Memorandum of Conversation, by Mr. Herbert D. Brewster, Special Assistant to the Chief of the Economic Cooperation Mission to Greece (Porter)


Subject: First Meeting between General Plastiras and Mr. Porter

Participants: General N. Plastiras, Prime Minister
P. R. Porter, Chief of the ECA Mission
Mr. J. Kallerghi,1 Interpreter, Ministry of Foreign Affairs
H. D. Brewster, Special Assistant, ECCH

The Prime Minister opened the meeting by stating that he and his Government wished to work rapidly towards accomplishing the reconstruction of Greece and the improvement of the Greek standard of living; this, he felt, was the best way to fight Communism. He believed that all Greece’s efforts towards reconstruction would make an excellent impression on the western world and especially the United States. They should also impress countries behind the Iron Curtain [Page 368] with the superiority of western democratic methods. He asked Mr. Porter to come to him immediately, and at any hour, if any shortcomings in the efficiency of the Greek Ministries or delays were called to Mr. Porter’s attention, since it was vital to get reconstruction under way promptly in order to create employment. He specifically asked whether the studies had been made so that immediate execution of the works could take place, and secondly whether the Greek Services handling reconstruction effort were adequate.

Mr. Porter expressed his gratitude at having the opportunity to meet General Plastiras for the first time, and stated that the Plastiras Government was well received in the United States because it was considered a Government based on the will of the people. He hoped that with a firm majority in Parliament, this Government would be long lived and stable inasmuch as this was a most important period for the reconstruction of Greece. The Prime Minister responded that he fully recognized that fact and was conscious of his responsibility.

Specifically as to the Prime Minister’s earlier question concerning the plans for execution of the program, Mr. Porter stated that most plans were well prepared, and their execution depended on prompt decisions of the Government to permit their enactment. As to the adequacy of the Greek Services for reconstruction, Mr. Porter stated that on the whole they had been satisfactory.

Mr. Porter emphasized that it would be necessary to move forward rapidly with the financial and administrative reforms set forth in the Ambassador’s letter to Mr. Venizelos of March 312 in order to effect the necessary drachma savings to permit proceeding with the electric power program.
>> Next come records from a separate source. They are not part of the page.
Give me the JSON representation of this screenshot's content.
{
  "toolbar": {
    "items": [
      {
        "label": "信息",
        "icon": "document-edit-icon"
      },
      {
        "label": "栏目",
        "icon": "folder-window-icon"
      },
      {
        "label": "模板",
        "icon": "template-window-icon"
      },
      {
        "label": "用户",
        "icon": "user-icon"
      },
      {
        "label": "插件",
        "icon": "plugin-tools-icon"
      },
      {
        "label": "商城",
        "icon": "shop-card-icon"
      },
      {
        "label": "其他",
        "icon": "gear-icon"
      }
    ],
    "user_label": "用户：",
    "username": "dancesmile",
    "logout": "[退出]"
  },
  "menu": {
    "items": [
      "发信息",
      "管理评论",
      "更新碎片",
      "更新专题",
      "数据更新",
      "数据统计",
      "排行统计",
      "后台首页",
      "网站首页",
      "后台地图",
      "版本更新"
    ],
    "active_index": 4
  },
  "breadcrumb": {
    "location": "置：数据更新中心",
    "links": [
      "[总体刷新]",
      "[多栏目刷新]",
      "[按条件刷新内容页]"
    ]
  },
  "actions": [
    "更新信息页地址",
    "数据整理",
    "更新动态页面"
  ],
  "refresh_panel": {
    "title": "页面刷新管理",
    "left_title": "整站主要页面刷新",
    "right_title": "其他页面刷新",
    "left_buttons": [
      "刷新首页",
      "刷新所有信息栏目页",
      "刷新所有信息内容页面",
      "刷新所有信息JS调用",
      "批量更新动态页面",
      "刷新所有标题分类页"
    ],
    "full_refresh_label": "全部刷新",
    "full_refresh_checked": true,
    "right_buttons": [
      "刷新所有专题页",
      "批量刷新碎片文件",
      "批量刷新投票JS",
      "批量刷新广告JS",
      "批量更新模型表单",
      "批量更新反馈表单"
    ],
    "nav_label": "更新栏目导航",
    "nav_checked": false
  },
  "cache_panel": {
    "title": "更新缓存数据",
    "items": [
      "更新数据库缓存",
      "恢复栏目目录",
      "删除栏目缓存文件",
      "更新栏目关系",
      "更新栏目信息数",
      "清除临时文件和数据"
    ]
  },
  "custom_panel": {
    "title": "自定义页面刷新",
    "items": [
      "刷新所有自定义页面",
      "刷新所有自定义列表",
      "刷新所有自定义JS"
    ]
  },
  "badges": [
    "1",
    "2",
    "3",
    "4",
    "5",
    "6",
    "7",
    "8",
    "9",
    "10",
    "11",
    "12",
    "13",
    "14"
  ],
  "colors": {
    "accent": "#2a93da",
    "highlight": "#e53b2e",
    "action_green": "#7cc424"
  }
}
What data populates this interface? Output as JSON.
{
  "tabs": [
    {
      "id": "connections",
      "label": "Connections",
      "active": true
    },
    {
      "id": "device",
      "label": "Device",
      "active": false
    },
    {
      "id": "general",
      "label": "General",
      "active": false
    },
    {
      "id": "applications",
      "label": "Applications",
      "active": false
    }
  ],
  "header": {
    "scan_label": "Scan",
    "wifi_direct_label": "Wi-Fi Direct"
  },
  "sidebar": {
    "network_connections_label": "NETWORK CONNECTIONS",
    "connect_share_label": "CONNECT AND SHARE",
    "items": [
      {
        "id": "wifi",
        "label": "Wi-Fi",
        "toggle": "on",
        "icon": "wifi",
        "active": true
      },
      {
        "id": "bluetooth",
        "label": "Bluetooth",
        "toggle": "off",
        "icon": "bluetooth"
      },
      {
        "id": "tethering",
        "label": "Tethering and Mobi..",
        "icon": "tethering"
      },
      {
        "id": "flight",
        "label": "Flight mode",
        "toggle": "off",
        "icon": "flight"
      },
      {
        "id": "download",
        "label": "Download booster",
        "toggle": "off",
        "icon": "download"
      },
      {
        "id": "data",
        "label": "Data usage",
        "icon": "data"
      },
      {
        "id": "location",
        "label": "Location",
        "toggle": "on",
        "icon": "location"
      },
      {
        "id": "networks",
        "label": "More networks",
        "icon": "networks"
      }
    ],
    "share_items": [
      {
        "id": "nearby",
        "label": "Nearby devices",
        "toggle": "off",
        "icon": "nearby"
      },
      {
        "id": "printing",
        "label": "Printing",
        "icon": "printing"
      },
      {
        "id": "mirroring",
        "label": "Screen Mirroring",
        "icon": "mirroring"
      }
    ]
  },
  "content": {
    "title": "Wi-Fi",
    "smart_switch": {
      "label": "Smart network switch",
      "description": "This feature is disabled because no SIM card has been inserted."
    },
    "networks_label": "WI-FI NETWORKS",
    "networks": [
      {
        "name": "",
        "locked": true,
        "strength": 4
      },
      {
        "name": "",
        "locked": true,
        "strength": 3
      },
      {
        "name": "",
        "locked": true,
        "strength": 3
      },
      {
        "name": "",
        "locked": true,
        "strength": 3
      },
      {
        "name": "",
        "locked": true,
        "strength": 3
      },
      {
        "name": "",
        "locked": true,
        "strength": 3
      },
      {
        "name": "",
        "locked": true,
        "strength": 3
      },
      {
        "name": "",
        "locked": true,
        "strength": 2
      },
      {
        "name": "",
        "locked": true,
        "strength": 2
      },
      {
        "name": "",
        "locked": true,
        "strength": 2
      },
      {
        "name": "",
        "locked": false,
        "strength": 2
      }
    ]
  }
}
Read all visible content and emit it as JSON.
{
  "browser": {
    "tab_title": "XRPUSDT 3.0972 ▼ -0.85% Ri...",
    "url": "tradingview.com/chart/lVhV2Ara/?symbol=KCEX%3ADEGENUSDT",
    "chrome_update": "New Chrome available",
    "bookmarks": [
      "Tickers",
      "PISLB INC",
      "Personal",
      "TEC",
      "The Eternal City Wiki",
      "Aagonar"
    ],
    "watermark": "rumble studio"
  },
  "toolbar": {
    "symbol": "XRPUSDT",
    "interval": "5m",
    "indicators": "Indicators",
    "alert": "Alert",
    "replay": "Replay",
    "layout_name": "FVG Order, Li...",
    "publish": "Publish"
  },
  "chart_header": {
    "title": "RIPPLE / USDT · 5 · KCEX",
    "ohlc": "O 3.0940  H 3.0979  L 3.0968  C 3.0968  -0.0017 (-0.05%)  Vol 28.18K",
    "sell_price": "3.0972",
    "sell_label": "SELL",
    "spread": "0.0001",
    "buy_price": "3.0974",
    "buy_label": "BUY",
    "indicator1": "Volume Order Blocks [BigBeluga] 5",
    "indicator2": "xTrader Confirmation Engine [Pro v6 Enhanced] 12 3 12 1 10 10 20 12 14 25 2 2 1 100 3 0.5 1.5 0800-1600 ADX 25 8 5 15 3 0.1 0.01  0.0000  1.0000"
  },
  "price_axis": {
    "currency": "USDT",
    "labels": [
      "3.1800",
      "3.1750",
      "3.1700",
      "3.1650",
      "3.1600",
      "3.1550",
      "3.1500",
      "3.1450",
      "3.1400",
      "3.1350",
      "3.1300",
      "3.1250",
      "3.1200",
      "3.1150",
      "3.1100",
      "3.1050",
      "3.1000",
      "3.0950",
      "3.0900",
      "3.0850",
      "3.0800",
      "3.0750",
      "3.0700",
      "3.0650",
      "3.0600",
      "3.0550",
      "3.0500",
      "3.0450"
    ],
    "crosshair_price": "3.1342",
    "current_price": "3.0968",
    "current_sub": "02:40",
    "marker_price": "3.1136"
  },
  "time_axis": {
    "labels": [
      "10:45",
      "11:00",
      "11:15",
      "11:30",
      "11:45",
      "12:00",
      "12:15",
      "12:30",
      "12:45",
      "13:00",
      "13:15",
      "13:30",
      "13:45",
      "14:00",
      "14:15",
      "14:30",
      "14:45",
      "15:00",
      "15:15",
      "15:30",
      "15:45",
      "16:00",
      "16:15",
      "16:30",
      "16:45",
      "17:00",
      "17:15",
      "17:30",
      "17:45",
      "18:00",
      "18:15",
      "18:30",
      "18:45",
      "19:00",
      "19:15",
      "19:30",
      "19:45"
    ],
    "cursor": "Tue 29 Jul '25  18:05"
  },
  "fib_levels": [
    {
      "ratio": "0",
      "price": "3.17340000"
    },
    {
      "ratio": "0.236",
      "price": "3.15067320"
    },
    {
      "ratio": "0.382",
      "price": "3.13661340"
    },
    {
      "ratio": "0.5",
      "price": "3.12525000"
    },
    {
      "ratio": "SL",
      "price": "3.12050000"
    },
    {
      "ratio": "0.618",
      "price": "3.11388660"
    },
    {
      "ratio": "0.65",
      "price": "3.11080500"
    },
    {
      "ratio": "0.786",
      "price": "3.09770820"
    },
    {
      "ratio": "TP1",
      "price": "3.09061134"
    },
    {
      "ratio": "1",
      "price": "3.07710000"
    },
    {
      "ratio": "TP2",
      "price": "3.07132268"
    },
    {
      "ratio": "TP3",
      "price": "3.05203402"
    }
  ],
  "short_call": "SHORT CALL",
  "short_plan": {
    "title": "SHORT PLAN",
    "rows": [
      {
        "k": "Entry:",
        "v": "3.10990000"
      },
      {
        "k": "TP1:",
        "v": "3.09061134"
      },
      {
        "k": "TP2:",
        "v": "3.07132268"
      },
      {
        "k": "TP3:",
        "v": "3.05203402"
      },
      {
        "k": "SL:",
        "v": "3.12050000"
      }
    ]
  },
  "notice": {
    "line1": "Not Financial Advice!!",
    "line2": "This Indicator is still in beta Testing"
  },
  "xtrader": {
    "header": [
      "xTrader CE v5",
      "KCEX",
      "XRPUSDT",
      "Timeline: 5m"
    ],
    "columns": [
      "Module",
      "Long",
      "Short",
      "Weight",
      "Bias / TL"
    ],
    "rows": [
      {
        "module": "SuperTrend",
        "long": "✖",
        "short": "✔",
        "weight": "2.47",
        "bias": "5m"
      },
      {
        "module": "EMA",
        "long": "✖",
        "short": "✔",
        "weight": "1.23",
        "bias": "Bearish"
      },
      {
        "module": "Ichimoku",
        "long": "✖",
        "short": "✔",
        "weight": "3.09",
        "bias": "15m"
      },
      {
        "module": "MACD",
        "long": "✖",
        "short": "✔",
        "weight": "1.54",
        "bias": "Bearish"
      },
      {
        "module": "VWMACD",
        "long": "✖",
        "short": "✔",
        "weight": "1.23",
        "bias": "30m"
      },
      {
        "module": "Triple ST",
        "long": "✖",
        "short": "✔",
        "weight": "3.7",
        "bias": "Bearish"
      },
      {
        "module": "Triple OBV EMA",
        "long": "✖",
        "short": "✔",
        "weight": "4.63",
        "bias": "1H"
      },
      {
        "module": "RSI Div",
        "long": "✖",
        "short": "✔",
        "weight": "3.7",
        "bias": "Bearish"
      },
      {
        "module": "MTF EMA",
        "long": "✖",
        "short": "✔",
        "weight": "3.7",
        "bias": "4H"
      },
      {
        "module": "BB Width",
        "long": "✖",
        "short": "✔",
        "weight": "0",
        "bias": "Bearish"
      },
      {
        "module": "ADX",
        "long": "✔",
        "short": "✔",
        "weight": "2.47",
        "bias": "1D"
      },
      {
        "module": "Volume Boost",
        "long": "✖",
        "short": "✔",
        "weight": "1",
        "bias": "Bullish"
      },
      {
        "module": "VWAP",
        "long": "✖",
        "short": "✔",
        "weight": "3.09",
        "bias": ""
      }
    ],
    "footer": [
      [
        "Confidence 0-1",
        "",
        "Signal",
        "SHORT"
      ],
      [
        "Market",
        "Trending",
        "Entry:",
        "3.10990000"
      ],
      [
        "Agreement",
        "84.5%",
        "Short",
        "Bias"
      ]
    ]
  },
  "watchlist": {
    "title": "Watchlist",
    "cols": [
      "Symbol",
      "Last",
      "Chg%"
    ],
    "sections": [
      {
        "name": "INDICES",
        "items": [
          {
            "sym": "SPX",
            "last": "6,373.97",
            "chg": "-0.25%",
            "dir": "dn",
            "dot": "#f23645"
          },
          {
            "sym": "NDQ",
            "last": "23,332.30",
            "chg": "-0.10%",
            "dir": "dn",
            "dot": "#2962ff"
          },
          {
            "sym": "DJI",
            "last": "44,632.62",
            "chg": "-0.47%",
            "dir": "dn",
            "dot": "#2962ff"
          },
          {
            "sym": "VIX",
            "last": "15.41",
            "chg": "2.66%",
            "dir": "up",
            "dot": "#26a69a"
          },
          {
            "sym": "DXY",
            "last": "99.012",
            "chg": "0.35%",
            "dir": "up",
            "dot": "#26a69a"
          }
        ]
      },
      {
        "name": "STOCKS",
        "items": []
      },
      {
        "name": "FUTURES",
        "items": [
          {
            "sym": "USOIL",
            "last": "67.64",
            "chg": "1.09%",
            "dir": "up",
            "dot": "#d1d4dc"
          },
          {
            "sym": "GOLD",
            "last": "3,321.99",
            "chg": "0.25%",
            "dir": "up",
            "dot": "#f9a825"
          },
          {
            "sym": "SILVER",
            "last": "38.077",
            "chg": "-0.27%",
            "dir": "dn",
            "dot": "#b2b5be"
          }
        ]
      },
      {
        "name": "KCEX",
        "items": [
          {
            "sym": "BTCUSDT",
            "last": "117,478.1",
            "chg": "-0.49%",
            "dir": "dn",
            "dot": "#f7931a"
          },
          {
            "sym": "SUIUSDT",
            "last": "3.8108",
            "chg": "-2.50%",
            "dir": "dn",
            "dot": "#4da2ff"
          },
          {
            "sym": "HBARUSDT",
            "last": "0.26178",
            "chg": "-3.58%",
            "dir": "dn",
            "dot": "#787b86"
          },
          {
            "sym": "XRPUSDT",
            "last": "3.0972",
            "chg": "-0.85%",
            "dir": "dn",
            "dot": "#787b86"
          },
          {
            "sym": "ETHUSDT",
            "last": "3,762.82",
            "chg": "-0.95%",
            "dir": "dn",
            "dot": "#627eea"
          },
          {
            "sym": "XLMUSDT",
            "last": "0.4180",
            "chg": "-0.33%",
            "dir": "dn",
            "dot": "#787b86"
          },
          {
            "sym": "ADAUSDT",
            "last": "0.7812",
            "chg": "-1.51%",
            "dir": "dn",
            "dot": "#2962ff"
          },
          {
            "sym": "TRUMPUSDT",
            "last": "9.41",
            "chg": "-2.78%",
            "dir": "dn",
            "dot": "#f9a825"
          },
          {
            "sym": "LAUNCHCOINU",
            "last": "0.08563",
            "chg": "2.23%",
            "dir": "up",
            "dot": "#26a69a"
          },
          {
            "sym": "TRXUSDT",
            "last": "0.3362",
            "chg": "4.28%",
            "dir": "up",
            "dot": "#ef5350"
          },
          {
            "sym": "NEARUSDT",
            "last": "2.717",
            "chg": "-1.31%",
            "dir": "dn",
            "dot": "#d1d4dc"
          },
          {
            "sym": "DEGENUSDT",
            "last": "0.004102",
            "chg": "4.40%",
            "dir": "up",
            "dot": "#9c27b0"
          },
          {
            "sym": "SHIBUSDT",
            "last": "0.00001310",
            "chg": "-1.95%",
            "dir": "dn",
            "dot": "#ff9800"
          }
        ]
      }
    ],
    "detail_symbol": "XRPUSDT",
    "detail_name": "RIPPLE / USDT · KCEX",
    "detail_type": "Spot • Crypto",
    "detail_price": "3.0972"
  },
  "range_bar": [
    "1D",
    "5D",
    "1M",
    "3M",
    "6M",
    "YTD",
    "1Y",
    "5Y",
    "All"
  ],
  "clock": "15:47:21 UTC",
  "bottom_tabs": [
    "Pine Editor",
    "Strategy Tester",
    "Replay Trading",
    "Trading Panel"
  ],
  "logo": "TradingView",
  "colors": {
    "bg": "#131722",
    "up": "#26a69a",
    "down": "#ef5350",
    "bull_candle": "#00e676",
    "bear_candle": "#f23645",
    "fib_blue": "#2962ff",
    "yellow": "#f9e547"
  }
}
The Prime Minister stated that he hoped Mr. Tsouderos3 would capably handle this economic problem. He asked further whether the power program would be started all together provided the necessary drachmae were available.

Mr. Plastiras then described a hydro-electric and irrigation project which he considered of importance on the Megdova River, a tributary of the Acheloos. He stated that in 1929 he had made a survey of this river and had projected a dam with a capacity of 130 million cubic meters, and a fall of 500 meters. He felt this dam alone, which could be completed in 2 years, would make a “garden” out of 200,000 stremmas in western Thessaly. He stated that Mr. Pezopoulos4 had fuller details on the project and he hoped that Mr. Porter would study them with him. With a twinkle in his eye he added that the reason the project had never moved forward was that the lake created was [Page 369] to have been called “Plastiras Lake”, and the succeeding Government didn’t approve the name, in fact had forced him into a 12-year exile.

Mr. Porter stated briefly that two of the reasons for not including the Acheloos power development in the program at this time were that according to the findings of the American engineering firm which had made the power survey this project would be extremely costly and would take 4 years to complete.

The Prime Minister again insisted that Mr. Porter call on him at any time that there was a problem, and re-emphasized that it was his aim to give the Greek people “a piece of bread”, thus fighting Communism most effectively.

Mr. Porter endorsed the General’s views that the Greek peoples’ desires were increased work and hope in the future. He hoped that great steps forward could be made within the next six months, and pointed up that not only work on the dam sites themselves but work on the transmission lines, and in the factories, dependent on cheap power, would provide thousands of new jobs.

Mr. Porter then asked when the Prime Minister thought legislation could be brought to Parliament. The Prime Minister responded that after the Government’s policy statement before Parliament on Monday, April 24, two or three days would be devoted to a discussion of the program, and the vote of confidence. Thus, he hoped that by Thursday, April 27, legislation could be brought before Parliament. The Prime Minister regretted the 40 days which had been lost since March 12, and said that the Ambassador had been right in preparing the letter to Mr. Venizelos.

Mr. Porter stressed the need for making up for lost time. He added that the Mission would never ask the Greek Government to do anything unreasonable, and assured the Prime Minister that any recommendations made would only be in the interest of assuring the most effective use of American aid for permanent improvements.

The Prime Minister concluded the meeting by stating that this was an epoch making period for Greece.

H. D. Brewster
  1. John D. Kallergis, Chef de Cabinet with the rank of Director, Ministry of Foreign Affairs.
  2. See editorial note, p. 356.
  3. Emmanuel Tsouderos, Minister of Coordination.
  4. George Pezopoulos, Electrical Energy Adviser of the Ministry of Coordination.